··· ENTRIES PROVIDED

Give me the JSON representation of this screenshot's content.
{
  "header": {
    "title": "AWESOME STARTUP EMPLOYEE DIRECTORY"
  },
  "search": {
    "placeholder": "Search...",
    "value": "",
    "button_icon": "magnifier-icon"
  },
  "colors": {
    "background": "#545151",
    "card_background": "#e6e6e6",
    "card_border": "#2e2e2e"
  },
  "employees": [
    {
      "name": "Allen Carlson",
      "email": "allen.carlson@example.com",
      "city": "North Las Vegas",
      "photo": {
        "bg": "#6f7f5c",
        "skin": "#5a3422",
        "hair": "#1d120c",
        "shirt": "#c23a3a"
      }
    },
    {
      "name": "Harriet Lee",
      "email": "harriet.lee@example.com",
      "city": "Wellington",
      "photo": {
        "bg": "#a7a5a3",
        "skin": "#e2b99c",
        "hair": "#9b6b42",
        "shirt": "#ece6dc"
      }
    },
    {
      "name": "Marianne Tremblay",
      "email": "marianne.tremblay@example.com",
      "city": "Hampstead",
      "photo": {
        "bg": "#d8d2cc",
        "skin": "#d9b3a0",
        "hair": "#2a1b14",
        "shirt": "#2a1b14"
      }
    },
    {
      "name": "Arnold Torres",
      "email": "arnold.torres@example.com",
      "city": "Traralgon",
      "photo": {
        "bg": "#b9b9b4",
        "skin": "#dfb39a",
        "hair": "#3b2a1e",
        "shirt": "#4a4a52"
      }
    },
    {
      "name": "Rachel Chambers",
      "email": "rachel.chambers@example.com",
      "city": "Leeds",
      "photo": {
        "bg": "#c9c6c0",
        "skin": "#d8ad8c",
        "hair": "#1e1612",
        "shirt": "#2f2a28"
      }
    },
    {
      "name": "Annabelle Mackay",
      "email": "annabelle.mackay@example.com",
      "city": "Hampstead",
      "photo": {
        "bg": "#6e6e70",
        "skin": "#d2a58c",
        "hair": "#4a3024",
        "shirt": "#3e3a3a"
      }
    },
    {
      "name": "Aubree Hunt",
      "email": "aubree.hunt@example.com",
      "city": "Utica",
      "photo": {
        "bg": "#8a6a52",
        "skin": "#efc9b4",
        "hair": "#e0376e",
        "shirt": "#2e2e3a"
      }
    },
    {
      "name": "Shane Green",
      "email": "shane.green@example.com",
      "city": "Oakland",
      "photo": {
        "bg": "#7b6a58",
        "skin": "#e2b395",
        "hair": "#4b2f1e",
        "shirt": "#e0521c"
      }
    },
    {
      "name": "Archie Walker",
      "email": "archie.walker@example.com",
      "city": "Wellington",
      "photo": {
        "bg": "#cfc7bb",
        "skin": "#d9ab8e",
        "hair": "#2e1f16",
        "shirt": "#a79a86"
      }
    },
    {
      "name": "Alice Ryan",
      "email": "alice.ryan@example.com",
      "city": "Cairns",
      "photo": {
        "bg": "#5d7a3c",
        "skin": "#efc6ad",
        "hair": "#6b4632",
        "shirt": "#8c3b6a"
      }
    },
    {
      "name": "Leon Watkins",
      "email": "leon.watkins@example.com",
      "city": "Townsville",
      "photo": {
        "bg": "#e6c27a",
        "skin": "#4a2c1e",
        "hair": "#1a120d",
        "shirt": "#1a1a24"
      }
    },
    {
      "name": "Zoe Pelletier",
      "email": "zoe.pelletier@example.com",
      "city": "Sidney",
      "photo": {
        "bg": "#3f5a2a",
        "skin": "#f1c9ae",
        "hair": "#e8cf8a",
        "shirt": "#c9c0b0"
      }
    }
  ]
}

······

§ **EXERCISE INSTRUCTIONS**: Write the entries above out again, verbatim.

§ **EXERCISE OUTPUT**:
Give me the JSON representation of this screenshot's content.
{
  "header": {
    "title": "AWESOME STARTUP EMPLOYEE DIRECTORY"
  },
  "search": {
    "placeholder": "Search...",
    "value": "",
    "button_icon": "magnifier-icon"
  },
  "colors": {
    "background": "#545151",
    "card_background": "#e6e6e6",
    "card_border": "#2e2e2e"
  },
  "employees": [
    {
      "name": "Allen Carlson",
      "email": "allen.carlson@example.com",
      "city": "North Las Vegas",
      "photo": {
        "bg": "#6f7f5c",
        "skin": "#5a3422",
        "hair": "#1d120c",
        "shirt": "#c23a3a"
      }
    },
    {
      "name": "Harriet Lee",
      "email": "harriet.lee@example.com",
      "city": "Wellington",
      "photo": {
        "bg": "#a7a5a3",
        "skin": "#e2b99c",
        "hair": "#9b6b42",
        "shirt": "#ece6dc"
      }
    },
    {
      "name": "Marianne Tremblay",
      "email": "marianne.tremblay@example.com",
      "city": "Hampstead",
      "photo": {
        "bg": "#d8d2cc",
        "skin": "#d9b3a0",
        "hair": "#2a1b14",
        "shirt": "#2a1b14"
      }
    },
    {
      "name": "Arnold Torres",
      "email": "arnold.torres@example.com",
      "city": "Traralgon",
      "photo": {
        "bg": "#b9b9b4",
        "skin": "#dfb39a",
        "hair": "#3b2a1e",
        "shirt": "#4a4a52"
      }
    },
    {
      "name": "Rachel Chambers",
      "email": "rachel.chambers@example.com",
      "city": "Leeds",
      "photo": {
        "bg": "#c9c6c0",
        "skin": "#d8ad8c",
        "hair": "#1e1612",
        "shirt": "#2f2a28"
      }
    },
    {
      "name": "Annabelle Mackay",
      "email": "annabelle.mackay@example.com",
      "city": "Hampstead",
      "photo": {
        "bg": "#6e6e70",
        "skin": "#d2a58c",
        "hair": "#4a3024",
        "shirt": "#3e3a3a"
      }
    },
    {
      "name": "Aubree Hunt",
      "email": "aubree.hunt@example.com",
      "city": "Utica",
      "photo": {
        "bg": "#8a6a52",
        "skin": "#efc9b4",
        "hair": "#e0376e",
        "shirt": "#2e2e3a"
      }
    },
    {
      "name": "Shane Green",
      "email": "shane.green@example.com",
      "city": "Oakland",
      "photo": {
        "bg": "#7b6a58",
        "skin": "#e2b395",
        "hair": "#4b2f1e",
        "shirt": "#e0521c"
      }
    },
    {
      "name": "Archie Walker",
      "email": "archie.walker@example.com",
      "city": "Wellington",
      "photo": {
        "bg": "#cfc7bb",
        "skin": "#d9ab8e",
        "hair": "#2e1f16",
        "shirt": "#a79a86"
      }
    },
    {
      "name": "Alice Ryan",
      "email": "alice.ryan@example.com",
      "city": "Cairns",
      "photo": {
        "bg": "#5d7a3c",
        "skin": "#efc6ad",
        "hair": "#6b4632",
        "shirt": "#8c3b6a"
      }
    },
    {
      "name": "Leon Watkins",
      "email": "leon.watkins@example.com",
      "city": "Townsville",
      "photo": {
        "bg": "#e6c27a",
        "skin": "#4a2c1e",
        "hair": "#1a120d",
        "shirt": "#1a1a24"
      }
    },
    {
      "name": "Zoe Pelletier",
      "email": "zoe.pelletier@example.com",
      "city": "Sidney",
      "photo": {
        "bg": "#3f5a2a",
        "skin": "#f1c9ae",
        "hair": "#e8cf8a",
        "shirt": "#c9c0b0"
      }
    }
  ]
}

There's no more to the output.